religious circles, “disability ministry” groups discuss whether their subjects
can understand and comprehend what the “leaders” wish to communicate. And every
day, those “leaders” discuss what they can do for others. On the next page of
the book is a revelation and solution—one that, interestingly enough, mentions
disability: when another pastor met with a blind group, they stated “Just
because you have sight doesn’t mean you can see.” Coming out of that meeting, Mather
says of one member, “He is blind, but he sees”
The book is about hidden abundance, and there are many
facets beyond economics. Another pair of statements also reflect the realities
of disability. The first is that life and its struggles are hidden from
outsiders, as are the gifts present among the members. Couple this with Mather’s
realization that he began to learn that he had tools to fix people, not to help
them (45). It’s a reminder of the disability motto “nothing about us without
us.” Another way to put this: ask us what we need and what works. The most
effective organizations that I’ve been part of are those which let the members
set the agenda.
Mather also takes on one of this writer’s least-favorite
buzzwords, “empowered.” He notes that people in all walks and statuses of life can
do a lot, and have power already. Using buzzwords like this tends to convince
people on the margins that they don’t have any power unless it is granted to
them. As Mather states, this completely avoids identifying problems correctly,
and isolates those who need help from being involved in developing actions (56).
In this light, many social service agencies and organizations and congregations
make two significant mistakes. The first is not identifying the actual problem.
The second is providing answers or remedies without talking with or involving
those we intend to help. This double isolation is not at all hospitable, not
welcoming others to the table and not accepting their gifts (78). Indeed, it
shows that most of the labels we use are, as Mather quote Sam Wells, “a mask we
put on people to hide their true wealth” (114).
As an aside, in a different context, buzzwords like
“empowered” are also used to transfer responsibility without granting real
authority to change things, which is something else that people with
disabilities will be familiar with.
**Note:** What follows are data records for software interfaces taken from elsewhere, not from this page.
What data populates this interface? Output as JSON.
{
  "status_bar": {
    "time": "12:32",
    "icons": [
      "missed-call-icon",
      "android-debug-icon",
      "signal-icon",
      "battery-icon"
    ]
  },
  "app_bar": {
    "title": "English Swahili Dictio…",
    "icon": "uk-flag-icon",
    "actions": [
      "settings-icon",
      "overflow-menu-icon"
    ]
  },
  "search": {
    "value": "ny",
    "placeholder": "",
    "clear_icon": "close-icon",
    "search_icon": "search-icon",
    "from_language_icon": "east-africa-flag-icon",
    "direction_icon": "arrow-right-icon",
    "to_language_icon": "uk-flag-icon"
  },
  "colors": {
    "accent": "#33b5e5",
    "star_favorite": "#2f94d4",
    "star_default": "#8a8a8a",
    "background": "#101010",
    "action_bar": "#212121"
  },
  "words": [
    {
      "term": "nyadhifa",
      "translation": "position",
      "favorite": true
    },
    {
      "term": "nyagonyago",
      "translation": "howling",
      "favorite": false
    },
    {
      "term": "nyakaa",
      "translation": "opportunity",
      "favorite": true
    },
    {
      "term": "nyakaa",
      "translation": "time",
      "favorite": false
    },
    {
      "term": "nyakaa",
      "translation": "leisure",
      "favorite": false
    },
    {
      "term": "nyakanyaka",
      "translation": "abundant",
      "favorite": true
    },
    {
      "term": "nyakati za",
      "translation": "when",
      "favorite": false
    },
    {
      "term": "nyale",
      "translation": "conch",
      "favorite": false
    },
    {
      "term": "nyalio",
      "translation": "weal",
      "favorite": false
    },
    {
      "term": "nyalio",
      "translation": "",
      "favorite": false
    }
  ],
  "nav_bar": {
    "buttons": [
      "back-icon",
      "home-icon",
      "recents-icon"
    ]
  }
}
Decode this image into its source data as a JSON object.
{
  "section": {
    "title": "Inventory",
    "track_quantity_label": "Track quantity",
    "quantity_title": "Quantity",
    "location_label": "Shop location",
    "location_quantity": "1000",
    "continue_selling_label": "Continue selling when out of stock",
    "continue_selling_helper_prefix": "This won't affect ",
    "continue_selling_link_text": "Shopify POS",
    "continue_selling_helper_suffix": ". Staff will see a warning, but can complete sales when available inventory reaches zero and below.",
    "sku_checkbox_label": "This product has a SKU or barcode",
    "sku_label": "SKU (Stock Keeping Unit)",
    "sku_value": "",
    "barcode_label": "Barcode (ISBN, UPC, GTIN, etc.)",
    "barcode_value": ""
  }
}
One of my colleagues concluded after a
discussion that the essence of inspiration porn is congratulating disabled
people on overcoming the barriers placed in their way by able-bodied people. If
our neighbors (and let’s not forget how Jesus defined who is our neighbor) are
God’s children, we should act like it. Our neighbor is not something to be
fixed, but is one of our fellow humans who contribute to the well-being of all
(119, 134). If our churches and other agencies could grasp this vision, it
would be a breakthrough for all people—poor, disabled, and everyone else. One
doesn’t need sight to see, or legs to walk, when we have the mind of Christ.